*What is required*.
Go through the listing below and say how many lines include "JSON". Give the number by itself.

*Study material*.
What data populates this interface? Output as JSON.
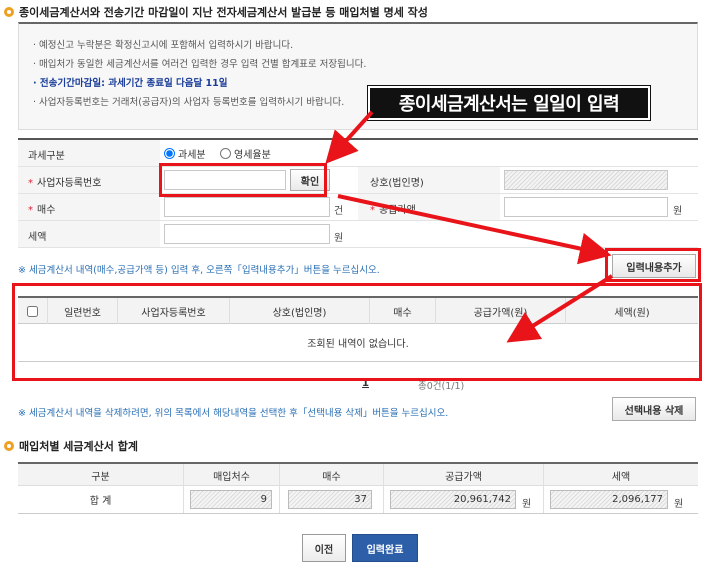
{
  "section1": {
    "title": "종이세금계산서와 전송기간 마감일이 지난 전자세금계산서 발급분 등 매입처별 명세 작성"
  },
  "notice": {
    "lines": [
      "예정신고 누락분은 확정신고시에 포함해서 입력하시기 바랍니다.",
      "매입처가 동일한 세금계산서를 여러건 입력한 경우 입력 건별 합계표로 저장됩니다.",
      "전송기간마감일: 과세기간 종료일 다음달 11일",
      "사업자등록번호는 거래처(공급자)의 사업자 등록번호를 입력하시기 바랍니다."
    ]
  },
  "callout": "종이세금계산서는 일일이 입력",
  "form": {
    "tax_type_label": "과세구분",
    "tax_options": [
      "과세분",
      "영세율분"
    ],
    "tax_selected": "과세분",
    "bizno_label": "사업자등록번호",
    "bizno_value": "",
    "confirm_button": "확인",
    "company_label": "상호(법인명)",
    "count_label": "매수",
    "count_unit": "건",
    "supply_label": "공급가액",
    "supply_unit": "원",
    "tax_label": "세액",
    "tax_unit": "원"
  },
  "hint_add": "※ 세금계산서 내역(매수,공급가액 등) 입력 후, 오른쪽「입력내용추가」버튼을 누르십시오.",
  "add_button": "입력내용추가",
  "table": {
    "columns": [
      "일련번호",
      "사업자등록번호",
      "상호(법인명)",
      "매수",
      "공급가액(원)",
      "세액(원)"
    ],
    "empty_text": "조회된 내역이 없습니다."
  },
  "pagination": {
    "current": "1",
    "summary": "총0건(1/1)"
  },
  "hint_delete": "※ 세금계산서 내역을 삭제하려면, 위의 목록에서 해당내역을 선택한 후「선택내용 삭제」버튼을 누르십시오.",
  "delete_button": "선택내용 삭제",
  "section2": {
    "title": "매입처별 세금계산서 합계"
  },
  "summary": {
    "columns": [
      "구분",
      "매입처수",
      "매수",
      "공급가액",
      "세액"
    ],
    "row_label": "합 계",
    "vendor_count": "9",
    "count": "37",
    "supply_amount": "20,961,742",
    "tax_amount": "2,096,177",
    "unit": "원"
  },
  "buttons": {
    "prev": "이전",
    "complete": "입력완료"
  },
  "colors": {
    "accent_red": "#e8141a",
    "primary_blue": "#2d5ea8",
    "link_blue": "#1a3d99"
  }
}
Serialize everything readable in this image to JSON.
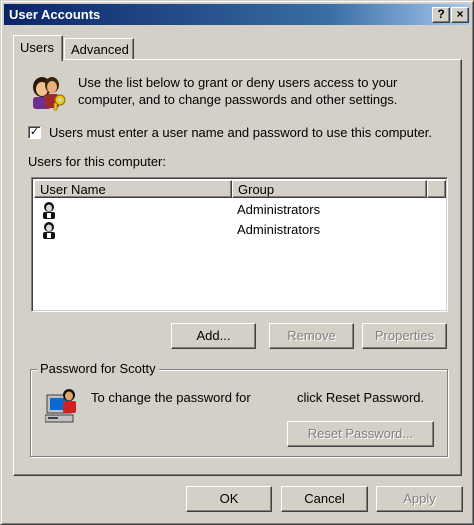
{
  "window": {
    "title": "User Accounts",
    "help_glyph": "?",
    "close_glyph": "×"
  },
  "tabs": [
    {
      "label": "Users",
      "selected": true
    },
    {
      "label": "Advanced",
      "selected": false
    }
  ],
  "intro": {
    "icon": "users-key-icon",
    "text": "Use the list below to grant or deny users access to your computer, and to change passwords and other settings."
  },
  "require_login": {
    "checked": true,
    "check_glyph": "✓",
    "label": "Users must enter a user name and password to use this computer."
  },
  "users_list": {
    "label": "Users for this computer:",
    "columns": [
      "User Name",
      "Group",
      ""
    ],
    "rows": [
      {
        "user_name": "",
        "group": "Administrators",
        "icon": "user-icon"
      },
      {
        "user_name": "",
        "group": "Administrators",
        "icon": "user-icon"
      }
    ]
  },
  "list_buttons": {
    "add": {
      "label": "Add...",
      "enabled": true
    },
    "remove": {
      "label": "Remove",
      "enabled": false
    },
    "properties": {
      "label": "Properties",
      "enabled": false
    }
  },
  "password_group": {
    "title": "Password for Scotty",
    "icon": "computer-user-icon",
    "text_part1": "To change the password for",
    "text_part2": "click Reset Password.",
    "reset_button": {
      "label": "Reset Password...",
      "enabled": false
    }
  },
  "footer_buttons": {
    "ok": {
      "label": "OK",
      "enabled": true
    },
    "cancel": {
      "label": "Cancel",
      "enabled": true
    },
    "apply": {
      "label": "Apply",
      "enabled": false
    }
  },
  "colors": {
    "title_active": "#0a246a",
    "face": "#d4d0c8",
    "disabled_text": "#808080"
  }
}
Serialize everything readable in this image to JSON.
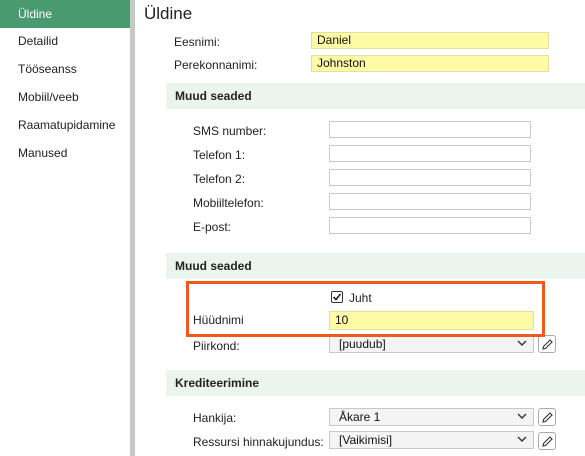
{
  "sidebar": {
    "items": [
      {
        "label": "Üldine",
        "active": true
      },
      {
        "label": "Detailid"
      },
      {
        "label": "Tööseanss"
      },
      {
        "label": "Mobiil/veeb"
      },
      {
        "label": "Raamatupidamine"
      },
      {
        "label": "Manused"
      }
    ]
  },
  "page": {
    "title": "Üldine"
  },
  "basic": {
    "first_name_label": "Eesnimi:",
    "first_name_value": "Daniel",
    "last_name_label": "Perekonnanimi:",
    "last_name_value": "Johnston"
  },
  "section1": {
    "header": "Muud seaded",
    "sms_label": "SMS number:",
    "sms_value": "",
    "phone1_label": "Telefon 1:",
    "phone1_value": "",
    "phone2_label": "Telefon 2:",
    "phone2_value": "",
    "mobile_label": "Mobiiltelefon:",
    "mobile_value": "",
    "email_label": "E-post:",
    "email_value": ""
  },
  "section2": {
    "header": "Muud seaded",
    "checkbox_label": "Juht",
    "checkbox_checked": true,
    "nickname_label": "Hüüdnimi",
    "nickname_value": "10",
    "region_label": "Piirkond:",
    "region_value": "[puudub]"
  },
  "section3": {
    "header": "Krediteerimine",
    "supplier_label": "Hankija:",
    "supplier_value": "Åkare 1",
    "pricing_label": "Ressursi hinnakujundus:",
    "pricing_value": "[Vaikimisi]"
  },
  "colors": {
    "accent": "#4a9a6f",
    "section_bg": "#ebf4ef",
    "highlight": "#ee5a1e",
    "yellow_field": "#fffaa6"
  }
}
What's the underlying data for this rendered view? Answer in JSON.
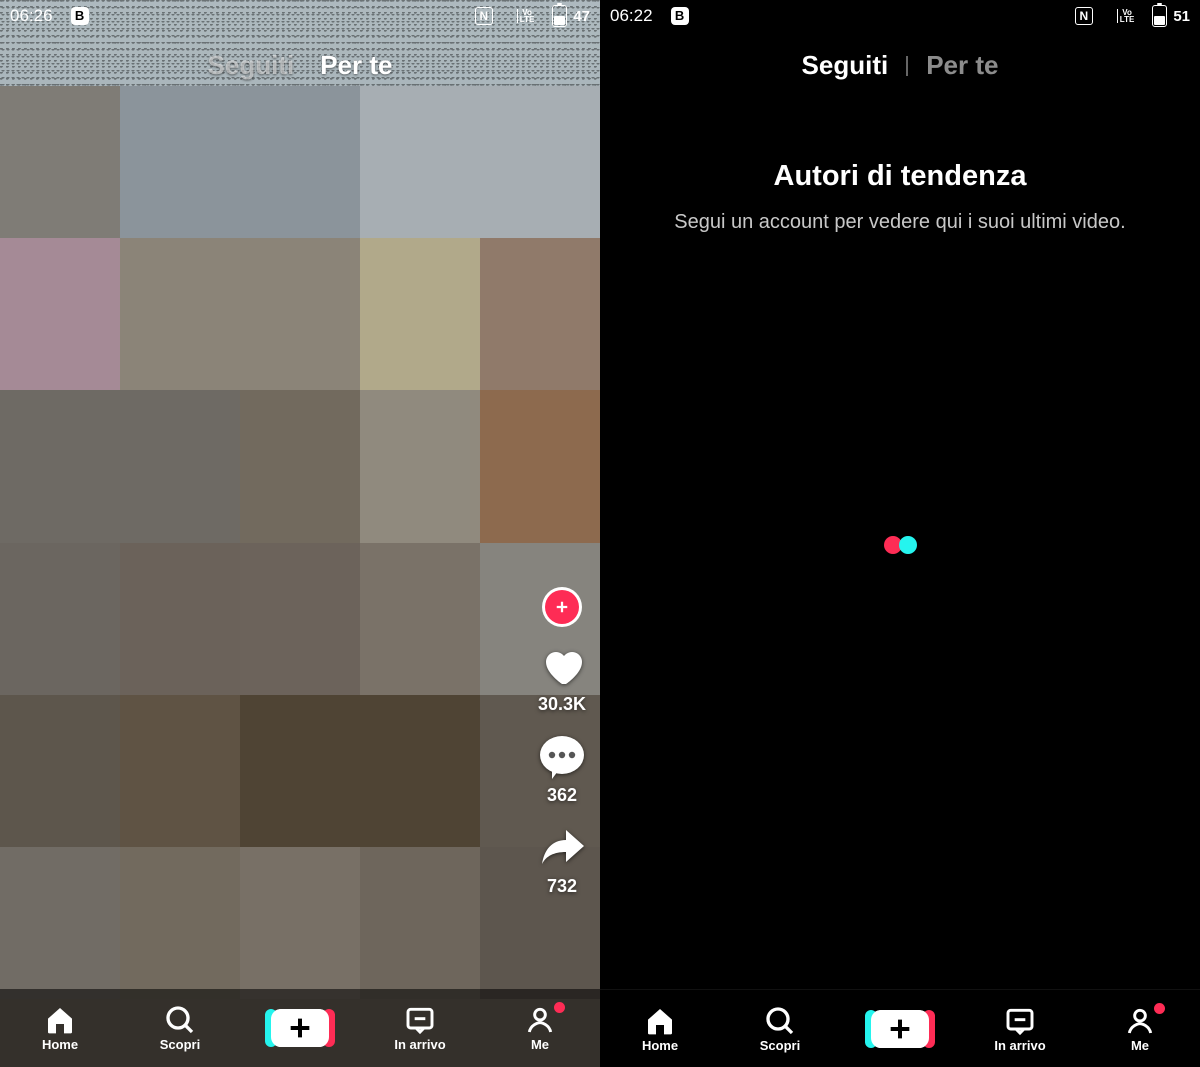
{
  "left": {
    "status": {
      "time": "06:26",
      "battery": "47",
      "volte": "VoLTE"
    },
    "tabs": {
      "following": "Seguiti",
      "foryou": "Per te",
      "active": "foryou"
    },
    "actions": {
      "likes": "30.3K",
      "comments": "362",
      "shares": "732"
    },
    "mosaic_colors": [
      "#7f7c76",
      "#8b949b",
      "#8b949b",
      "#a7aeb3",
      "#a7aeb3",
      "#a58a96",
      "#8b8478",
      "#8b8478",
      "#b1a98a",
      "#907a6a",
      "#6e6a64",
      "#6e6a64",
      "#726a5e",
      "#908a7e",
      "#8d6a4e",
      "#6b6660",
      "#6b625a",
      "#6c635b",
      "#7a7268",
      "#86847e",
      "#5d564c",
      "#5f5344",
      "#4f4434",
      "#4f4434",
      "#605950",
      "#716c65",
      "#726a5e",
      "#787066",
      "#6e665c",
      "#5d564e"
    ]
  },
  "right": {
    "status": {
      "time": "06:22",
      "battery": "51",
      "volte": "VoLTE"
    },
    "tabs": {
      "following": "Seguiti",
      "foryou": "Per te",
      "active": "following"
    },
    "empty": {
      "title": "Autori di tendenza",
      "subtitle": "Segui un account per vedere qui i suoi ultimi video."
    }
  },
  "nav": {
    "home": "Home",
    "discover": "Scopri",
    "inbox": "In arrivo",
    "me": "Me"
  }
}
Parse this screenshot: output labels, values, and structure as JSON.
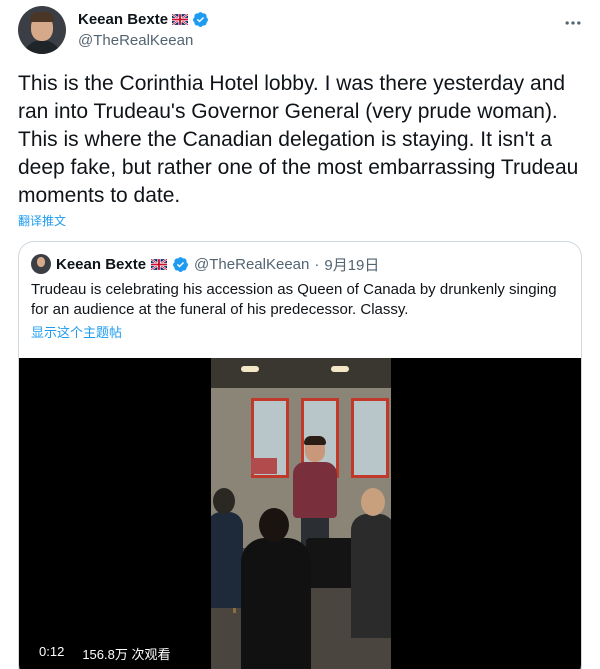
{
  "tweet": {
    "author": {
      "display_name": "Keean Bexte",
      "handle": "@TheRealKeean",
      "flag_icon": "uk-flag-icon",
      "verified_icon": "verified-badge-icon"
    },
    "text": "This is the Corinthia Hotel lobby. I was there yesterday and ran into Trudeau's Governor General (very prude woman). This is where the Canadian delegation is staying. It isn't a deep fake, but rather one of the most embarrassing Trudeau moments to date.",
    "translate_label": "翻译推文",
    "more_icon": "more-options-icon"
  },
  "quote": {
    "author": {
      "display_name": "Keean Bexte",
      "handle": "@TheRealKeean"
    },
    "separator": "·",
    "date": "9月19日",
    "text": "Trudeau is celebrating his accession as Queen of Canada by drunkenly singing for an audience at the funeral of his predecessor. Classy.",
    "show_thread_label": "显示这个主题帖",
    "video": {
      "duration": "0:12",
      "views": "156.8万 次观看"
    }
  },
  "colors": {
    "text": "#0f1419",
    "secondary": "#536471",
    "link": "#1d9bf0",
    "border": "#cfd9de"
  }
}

*Task result*.
5